§ Task item
Check each line of the listing for the string "JSON", count the lines that have it, and answer with that number only.

--- Materials provided ---

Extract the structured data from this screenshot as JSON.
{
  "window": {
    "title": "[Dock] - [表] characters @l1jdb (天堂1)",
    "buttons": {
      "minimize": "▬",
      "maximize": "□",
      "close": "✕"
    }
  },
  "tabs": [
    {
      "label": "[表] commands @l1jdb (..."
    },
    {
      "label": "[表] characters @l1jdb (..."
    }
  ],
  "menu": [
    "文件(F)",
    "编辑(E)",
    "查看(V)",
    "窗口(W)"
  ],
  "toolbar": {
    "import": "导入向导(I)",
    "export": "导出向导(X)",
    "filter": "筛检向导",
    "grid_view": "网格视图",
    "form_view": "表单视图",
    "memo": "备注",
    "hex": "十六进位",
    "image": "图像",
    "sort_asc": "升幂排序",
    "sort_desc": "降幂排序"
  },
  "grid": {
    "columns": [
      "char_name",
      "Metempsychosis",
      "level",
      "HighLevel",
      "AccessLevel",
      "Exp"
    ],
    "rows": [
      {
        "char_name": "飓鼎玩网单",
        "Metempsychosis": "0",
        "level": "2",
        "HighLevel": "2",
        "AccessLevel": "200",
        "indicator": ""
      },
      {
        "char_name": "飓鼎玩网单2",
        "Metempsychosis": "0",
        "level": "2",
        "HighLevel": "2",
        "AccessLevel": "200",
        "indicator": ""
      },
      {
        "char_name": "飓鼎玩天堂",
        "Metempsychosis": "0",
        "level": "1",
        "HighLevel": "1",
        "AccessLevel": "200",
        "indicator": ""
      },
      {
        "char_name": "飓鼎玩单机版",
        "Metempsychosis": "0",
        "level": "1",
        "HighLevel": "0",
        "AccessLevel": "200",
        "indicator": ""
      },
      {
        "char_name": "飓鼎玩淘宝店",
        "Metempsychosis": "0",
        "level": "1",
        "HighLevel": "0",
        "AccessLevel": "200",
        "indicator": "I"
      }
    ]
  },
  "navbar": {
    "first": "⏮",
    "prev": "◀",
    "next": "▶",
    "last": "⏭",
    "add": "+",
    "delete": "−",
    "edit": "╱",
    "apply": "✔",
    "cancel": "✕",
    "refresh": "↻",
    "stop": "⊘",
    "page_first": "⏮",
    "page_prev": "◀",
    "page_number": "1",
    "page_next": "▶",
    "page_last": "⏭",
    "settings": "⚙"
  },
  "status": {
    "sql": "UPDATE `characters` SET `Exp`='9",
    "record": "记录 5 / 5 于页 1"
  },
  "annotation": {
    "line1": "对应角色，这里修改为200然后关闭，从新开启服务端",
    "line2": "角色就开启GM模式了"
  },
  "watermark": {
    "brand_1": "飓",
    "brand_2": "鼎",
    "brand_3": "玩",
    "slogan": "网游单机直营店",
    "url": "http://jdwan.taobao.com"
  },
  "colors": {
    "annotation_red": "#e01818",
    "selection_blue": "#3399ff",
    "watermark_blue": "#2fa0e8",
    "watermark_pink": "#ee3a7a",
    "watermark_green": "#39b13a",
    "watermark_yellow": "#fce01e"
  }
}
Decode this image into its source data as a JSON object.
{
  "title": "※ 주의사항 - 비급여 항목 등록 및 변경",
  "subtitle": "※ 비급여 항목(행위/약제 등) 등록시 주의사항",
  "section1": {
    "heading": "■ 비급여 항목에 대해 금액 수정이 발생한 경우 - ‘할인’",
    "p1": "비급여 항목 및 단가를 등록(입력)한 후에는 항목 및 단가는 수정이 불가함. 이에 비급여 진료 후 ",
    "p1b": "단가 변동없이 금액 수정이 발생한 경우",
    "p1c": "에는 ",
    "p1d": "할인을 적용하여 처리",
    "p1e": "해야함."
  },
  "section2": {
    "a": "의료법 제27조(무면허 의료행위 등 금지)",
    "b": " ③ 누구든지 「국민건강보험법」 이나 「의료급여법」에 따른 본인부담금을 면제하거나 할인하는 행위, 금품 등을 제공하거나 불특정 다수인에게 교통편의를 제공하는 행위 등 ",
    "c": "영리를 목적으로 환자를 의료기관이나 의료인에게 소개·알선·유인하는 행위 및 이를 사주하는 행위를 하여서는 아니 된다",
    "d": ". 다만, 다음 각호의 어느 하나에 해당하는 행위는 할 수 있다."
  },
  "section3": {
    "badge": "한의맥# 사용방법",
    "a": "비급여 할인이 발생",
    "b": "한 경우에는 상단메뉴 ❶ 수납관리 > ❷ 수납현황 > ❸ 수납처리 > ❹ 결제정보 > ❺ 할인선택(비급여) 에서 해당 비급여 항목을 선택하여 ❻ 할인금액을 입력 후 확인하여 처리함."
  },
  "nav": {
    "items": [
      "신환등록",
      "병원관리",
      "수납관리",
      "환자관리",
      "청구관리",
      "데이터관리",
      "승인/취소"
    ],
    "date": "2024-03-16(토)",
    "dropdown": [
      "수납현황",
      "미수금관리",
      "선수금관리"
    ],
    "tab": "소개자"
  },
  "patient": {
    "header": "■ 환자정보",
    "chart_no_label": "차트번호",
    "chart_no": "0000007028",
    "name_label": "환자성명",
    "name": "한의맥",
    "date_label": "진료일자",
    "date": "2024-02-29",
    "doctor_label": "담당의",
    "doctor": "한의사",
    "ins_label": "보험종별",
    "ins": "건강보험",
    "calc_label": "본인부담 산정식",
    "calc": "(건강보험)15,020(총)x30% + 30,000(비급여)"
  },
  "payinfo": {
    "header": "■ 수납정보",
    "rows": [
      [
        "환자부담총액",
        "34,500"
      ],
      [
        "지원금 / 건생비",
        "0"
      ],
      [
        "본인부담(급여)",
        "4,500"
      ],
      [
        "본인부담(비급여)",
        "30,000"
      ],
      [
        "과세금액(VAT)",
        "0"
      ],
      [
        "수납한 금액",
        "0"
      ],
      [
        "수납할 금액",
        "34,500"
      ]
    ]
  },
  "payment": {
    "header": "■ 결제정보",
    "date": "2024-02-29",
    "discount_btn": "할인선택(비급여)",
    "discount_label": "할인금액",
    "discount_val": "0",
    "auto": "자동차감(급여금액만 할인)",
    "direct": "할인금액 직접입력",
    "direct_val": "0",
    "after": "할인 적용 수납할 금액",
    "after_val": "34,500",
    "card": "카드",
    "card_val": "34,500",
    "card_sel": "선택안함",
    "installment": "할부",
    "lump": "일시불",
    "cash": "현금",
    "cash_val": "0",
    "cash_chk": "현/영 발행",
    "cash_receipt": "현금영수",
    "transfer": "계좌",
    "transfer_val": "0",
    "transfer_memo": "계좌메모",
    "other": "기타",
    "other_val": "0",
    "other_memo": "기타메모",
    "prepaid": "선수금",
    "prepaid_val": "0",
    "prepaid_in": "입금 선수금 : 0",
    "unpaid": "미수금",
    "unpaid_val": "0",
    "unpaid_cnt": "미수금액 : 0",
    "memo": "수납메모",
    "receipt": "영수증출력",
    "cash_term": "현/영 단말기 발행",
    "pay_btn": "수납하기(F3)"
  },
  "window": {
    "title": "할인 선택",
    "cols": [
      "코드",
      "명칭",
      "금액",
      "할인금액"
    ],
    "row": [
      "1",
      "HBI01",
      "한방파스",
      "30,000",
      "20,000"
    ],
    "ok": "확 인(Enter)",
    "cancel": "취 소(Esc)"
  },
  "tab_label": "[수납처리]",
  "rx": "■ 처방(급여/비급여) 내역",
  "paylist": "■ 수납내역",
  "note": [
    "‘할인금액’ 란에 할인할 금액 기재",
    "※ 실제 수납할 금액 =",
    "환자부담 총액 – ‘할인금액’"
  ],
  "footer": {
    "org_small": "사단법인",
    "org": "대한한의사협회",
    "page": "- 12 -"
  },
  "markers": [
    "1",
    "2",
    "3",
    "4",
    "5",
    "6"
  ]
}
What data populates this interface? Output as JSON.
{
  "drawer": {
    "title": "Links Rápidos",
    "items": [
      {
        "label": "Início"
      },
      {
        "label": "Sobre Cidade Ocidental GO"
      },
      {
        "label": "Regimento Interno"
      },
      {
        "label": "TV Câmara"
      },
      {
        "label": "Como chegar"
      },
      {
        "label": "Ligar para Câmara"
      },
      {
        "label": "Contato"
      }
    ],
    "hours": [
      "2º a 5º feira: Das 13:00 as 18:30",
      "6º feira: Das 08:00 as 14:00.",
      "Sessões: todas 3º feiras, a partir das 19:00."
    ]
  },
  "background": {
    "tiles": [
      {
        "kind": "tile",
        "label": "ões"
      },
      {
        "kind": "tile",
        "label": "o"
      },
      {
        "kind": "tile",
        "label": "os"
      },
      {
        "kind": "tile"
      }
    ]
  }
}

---

§ Your response
3